“Both you and your kids will benefit from some unscheduled transition time to recharge from your summer fun and ease back into real life before the first day of school. Use these slow days at home to get your kids back into some of their school week routines,” Penner says. “For example, have them set out their clothes the evening before and take a shower before bed each night.” 

Even having one week between vacation and school time will help kids mark the end of one season and the start of another. 

Create a positive association with school.

Talking to your child about the positive aspects regarding school could help them look forward to returning to the morning routine. Mentioning friends they may see again, recess, and the excitement of finding out who their teacher will be can help with the outlook of returning to school again. 

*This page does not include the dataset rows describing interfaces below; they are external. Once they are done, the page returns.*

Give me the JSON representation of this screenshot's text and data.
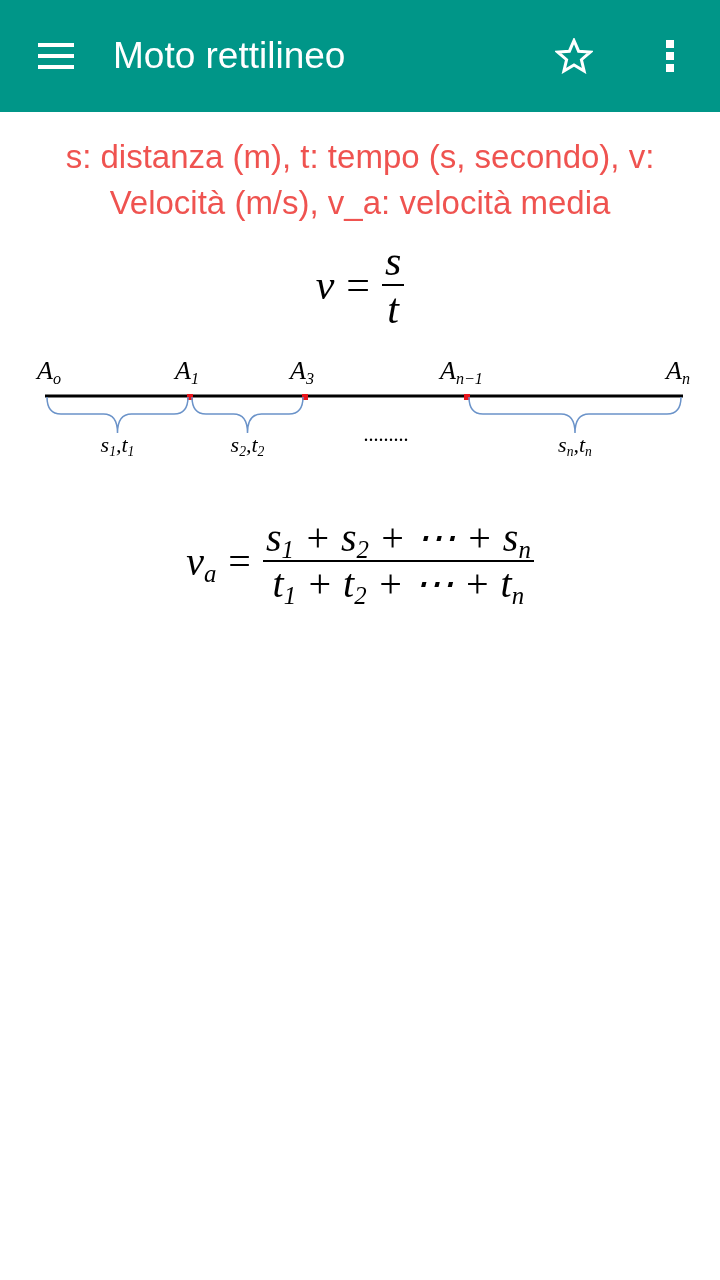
{
  "app_bar": {
    "title": "Moto rettilineo",
    "starred": false
  },
  "legend": "s: distanza (m), t: tempo (s, secondo), v: Velocità (m/s), v_a: velocità media",
  "blocks": [
    {
      "kind": "formula",
      "lhs": "v",
      "relation": "=",
      "numerator": "s",
      "denominator": "t"
    },
    {
      "kind": "diagram",
      "points": [
        {
          "label": "A$_{o}$",
          "marked": false
        },
        {
          "label": "A$_{1}$",
          "marked": true
        },
        {
          "label": "A$_{3}$",
          "marked": true
        },
        {
          "label": "A$_{n−1}$",
          "marked": true
        },
        {
          "label": "A$_{n}$",
          "marked": false
        }
      ],
      "segments": [
        {
          "kind": "brace",
          "label": "s$_{1}$,t$_{1}$"
        },
        {
          "kind": "brace",
          "label": "s$_{2}$,t$_{2}$"
        },
        {
          "kind": "ellipsis",
          "label": "........."
        },
        {
          "kind": "brace",
          "label": "s$_{n}$,t$_{n}$"
        }
      ]
    },
    {
      "kind": "formula",
      "lhs": "v$_{a}$",
      "relation": "=",
      "numerator": "s$_{1}$ + s$_{2}$ + ⋯ + s$_{n}$",
      "denominator": "t$_{1}$ + t$_{2}$ + ⋯ + t$_{n}$"
    }
  ]
}
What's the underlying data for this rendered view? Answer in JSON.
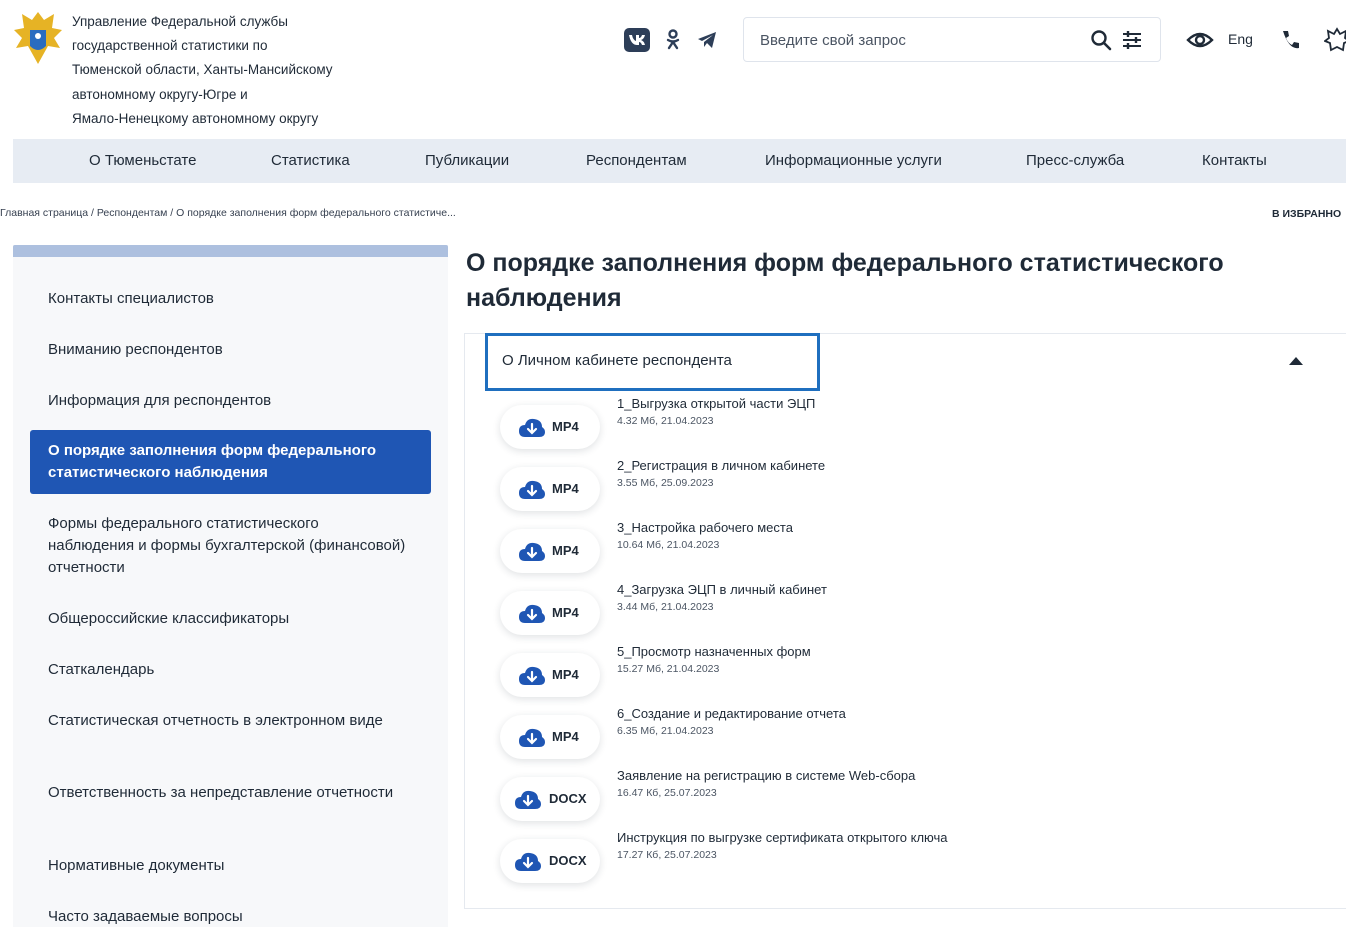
{
  "header": {
    "org_lines": [
      "Управление Федеральной службы",
      "государственной статистики по",
      "Тюменской области, Ханты-Мансийскому",
      "автономному округу-Югре и",
      "Ямало-Ненецкому автономному округу"
    ],
    "social": {
      "vk": "VK",
      "ok": "ok-icon",
      "telegram": "telegram-icon"
    },
    "search_placeholder": "Введите свой запрос",
    "lang": "Eng"
  },
  "nav": [
    "О Тюменьстате",
    "Статистика",
    "Публикации",
    "Респондентам",
    "Информационные услуги",
    "Пресс-служба",
    "Контакты"
  ],
  "breadcrumb": "Главная страница / Респондентам / О порядке заполнения форм федерального статистиче...",
  "favorites": "В ИЗБРАННО",
  "sidebar": {
    "items": [
      "Контакты специалистов",
      "Вниманию респондентов",
      "Информация для респондентов",
      "О порядке заполнения форм федерального статистического наблюдения",
      "Формы федерального статистического наблюдения и формы бухгалтерской (финансовой) отчетности",
      "Общероссийские классификаторы",
      "Статкалендарь",
      "Статистическая отчетность в электронном виде",
      "Ответственность за непредставление отчетности",
      "Нормативные документы",
      "Часто задаваемые вопросы"
    ],
    "active_index": 3
  },
  "main": {
    "title_line1": "О порядке заполнения форм федерального статистического",
    "title_line2": "наблюдения",
    "accordion_title": "О Личном кабинете респондента",
    "files": [
      {
        "ext": "MP4",
        "name": "1_Выгрузка открытой части ЭЦП",
        "meta": "4.32 Мб, 21.04.2023"
      },
      {
        "ext": "MP4",
        "name": "2_Регистрация в личном кабинете",
        "meta": "3.55 Мб, 25.09.2023"
      },
      {
        "ext": "MP4",
        "name": "3_Настройка рабочего места",
        "meta": "10.64 Мб, 21.04.2023"
      },
      {
        "ext": "MP4",
        "name": "4_Загрузка ЭЦП в личный кабинет",
        "meta": "3.44 Мб, 21.04.2023"
      },
      {
        "ext": "MP4",
        "name": "5_Просмотр назначенных форм",
        "meta": "15.27 Мб, 21.04.2023"
      },
      {
        "ext": "MP4",
        "name": "6_Создание и редактирование отчета",
        "meta": "6.35 Мб, 21.04.2023"
      },
      {
        "ext": "DOCX",
        "name": "Заявление на регистрацию в системе Web-сбора",
        "meta": "16.47 Кб, 25.07.2023"
      },
      {
        "ext": "DOCX",
        "name": "Инструкция по выгрузке сертификата открытого ключа",
        "meta": "17.27 Кб, 25.07.2023"
      }
    ]
  },
  "colors": {
    "primary": "#1f56b4",
    "nav_bg": "#e7ecf3",
    "sidebar_bg": "#f7f8fa",
    "highlight_border": "#1f6fbf",
    "text": "#1f2a37"
  }
}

“Talk about all the things your kids are going to love about being back at school, such as seeing their friends and learning new things. Help them get excited about going back by painting a picture of all the great things that await them,” says Micah Klug, mother of five and homeschool teacher. 

Credit: Anna Spaller

Organize your home with school “zones”.

Mornings can be hectic and whether you work from home or need to drive into the office, hunting for your child’s belongings can be stressful for everyone involved. It’s easier to navigate the mornings if there is a specific place for school-related items. 

Early childhood educator and mom Stephanie Vainer recommends organizing your home with zones specifically for school. “For example, the entryway is for backpacks, all the sports stuff is in the garage, and all the art and homework is put in a bin in the kitchen.” 

Don’t let school go completely in the summer.

Some parents think having a balance of summer fun and some learning may help kids embrace school more readily come fall. Though breaks and play are important, they may feel like they “don’t have the hang of school” without having any kind of learning for the two to three months of summer vacation. 

Instead, says Hart Cunningham, education professional and owner of Enroll, “It can also be helpful to try and incorporate some schooling during the summer so your kids can easily pick up where they left off. If they struggle with a particular subject, it can help to spend a couple hours a week on lesson books so they can feel more confident about their skills when they are back at school.”

This post originally appeared on Apartment Therapy. See it there: 6 Tips for Getting Your Kids Back Into a Morning Routine Before School Starts